To place the Constellation collection further in context, the series is the brand’s second-oldest continuously produced collection, after the Seamaster which first launched in 1948, and a full five years older than the Speedmaster, which launched in 1957. While the collection both today and historically has often been overshadowed by these two iconic series and their many different iterations, the Constellation nonetheless still maintains an important part in the brand’s modern portfolio, balancing dressy and sporty elements for a watch that is distinctive, both for Omega and in the wider market. Whether the 2020 design update will help the new watch break into the modern conversation still remains to be seen, but with competitive pricing in the category, and a unique aesthetic, it has as good a shot as any.
For the most recent article in the “Vintage Eye” series, in which we discuss the Christopher Ward C65 Dartmouth Series 1 and the historic Omega models that inspired it, click here.

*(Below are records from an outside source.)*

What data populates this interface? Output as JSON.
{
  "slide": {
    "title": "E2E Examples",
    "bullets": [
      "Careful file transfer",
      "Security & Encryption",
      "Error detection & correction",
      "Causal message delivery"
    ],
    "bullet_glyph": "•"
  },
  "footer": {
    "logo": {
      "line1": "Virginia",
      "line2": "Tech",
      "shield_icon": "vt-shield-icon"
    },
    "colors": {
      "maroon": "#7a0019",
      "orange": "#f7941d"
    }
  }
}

Caleb Anderson is a freelance writer with a primary focus on vintage watches. Since first discovering horology, he has garnered extensive knowledge in the field and spends much of his time sharing his opinions among other writers, collectors, and dealers. Currently located near New York City, he is a persistent student in all things historical, a writer on many topics, and a casual runner.